#### [WHAT YOU SHOULD DO]
Go through the listing and copy each line with the string "weights".
↓
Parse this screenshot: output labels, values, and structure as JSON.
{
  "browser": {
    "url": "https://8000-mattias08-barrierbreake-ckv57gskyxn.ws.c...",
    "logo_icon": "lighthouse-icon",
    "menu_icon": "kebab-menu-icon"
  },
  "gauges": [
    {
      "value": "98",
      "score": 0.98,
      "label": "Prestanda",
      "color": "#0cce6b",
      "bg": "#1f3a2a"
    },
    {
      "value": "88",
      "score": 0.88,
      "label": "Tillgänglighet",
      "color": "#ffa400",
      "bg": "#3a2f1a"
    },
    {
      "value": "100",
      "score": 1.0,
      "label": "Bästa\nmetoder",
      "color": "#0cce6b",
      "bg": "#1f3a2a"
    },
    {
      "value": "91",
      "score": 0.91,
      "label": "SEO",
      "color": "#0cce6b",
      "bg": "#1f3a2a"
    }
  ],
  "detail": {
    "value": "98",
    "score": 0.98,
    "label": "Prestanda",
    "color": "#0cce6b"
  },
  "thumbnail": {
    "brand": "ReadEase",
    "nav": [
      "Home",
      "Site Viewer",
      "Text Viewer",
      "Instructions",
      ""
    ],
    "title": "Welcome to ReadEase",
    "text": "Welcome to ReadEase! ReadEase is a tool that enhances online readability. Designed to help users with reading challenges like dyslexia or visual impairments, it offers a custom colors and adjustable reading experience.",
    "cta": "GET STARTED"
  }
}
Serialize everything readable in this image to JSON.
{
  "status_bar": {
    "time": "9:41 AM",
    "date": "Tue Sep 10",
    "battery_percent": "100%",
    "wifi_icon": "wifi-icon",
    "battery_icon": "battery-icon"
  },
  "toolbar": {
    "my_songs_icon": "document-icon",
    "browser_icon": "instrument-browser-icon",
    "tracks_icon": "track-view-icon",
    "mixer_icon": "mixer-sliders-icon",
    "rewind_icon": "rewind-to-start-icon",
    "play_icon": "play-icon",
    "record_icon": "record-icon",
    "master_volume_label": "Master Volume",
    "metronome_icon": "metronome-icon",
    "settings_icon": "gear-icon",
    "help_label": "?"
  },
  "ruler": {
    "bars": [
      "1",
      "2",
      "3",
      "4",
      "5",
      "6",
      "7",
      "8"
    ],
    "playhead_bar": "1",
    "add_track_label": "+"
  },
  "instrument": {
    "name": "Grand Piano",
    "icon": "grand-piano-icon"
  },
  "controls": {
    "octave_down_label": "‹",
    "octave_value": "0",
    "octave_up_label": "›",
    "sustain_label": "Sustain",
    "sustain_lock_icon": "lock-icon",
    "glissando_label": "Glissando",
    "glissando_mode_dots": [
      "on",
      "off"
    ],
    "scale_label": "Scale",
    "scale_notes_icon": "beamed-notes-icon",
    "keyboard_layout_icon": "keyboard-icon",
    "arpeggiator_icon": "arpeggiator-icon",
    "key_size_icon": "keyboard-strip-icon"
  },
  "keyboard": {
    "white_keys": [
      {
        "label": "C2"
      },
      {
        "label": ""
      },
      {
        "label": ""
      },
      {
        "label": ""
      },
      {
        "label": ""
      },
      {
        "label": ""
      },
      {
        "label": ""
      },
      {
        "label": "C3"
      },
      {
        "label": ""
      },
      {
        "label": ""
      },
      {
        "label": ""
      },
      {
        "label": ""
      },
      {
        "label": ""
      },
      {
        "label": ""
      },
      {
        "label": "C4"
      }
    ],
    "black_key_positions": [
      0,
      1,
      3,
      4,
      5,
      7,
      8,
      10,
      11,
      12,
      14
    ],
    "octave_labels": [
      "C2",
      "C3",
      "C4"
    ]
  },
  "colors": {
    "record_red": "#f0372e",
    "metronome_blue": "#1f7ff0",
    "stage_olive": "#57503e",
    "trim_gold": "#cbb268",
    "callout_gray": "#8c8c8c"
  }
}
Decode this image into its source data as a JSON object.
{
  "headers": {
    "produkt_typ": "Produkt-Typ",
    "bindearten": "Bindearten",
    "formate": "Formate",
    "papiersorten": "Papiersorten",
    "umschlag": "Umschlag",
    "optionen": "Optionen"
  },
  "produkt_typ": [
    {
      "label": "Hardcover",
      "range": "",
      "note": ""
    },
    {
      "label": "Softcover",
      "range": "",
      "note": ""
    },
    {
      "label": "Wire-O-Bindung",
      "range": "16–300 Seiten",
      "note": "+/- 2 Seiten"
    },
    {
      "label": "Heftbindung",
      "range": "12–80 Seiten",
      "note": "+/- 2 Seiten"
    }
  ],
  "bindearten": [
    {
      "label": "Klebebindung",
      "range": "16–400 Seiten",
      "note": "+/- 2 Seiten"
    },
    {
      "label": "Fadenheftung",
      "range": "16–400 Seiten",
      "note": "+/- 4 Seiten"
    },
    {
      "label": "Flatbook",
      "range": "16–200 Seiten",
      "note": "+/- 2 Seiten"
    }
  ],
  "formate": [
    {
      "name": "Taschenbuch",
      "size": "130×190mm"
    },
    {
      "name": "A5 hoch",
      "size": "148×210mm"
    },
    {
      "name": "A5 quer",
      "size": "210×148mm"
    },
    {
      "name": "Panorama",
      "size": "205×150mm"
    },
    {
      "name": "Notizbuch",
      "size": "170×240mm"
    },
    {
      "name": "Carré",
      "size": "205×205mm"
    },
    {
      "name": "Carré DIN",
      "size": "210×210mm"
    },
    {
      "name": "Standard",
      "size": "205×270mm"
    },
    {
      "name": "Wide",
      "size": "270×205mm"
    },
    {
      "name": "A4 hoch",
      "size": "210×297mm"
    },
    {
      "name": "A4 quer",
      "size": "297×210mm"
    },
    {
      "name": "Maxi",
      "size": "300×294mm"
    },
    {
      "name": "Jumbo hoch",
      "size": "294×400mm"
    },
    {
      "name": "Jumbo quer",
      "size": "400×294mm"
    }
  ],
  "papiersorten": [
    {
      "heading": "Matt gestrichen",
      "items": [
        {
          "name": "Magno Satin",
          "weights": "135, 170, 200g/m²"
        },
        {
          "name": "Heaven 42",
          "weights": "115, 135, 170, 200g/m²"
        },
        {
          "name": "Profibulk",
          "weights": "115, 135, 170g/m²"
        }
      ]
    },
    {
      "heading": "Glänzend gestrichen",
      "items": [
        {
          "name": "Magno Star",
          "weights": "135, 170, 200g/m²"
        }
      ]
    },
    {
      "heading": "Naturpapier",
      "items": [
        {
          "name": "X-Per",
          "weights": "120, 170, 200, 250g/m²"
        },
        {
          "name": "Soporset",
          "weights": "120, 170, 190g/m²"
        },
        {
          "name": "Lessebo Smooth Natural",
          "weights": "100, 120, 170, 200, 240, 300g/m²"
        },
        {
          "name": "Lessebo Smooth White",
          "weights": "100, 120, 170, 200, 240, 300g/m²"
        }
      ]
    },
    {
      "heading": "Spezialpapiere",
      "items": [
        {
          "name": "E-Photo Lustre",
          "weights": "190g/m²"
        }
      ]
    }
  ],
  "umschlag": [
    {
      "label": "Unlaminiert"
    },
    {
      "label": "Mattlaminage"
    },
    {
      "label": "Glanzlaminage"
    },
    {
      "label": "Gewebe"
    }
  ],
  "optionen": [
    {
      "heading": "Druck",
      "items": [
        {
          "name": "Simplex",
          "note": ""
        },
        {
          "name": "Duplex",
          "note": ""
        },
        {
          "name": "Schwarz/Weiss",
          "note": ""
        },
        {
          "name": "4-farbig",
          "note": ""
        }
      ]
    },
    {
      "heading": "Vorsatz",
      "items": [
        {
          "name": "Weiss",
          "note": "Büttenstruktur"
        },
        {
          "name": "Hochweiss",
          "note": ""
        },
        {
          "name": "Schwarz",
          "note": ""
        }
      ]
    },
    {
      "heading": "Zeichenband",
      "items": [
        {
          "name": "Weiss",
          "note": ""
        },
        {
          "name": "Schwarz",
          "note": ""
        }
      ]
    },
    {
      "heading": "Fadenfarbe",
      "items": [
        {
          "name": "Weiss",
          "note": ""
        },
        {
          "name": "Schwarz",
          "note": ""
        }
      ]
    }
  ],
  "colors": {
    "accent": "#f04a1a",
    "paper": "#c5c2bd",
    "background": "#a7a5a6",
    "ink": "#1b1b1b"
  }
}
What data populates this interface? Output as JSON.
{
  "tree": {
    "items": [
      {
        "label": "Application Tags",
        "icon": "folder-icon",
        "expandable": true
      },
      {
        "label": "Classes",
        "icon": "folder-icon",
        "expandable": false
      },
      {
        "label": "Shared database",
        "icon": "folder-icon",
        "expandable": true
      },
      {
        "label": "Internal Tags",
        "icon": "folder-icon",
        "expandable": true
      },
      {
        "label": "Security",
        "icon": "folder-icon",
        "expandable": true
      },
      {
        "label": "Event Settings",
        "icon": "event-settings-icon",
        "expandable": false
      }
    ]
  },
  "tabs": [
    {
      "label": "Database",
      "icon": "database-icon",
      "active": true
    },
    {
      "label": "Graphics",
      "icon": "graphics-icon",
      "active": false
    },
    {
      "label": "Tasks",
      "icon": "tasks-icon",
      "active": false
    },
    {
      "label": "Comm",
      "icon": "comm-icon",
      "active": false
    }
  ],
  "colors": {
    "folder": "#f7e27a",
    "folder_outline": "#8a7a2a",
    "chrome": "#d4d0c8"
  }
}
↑
#### [TASK RESULT]
          "weights": "135, 170, 200g/m²"
          "weights": "115, 135, 170, 200g/m²"
          "weights": "115, 135, 170g/m²"
          "weights": "135, 170, 200g/m²"
          "weights": "120, 170, 200, 250g/m²"
          "weights": "120, 170, 190g/m²"
          "weights": "100, 120, 170, 200, 240, 300g/m²"
          "weights": "100, 120, 170, 200, 240, 300g/m²"
          "weights": "190g/m²"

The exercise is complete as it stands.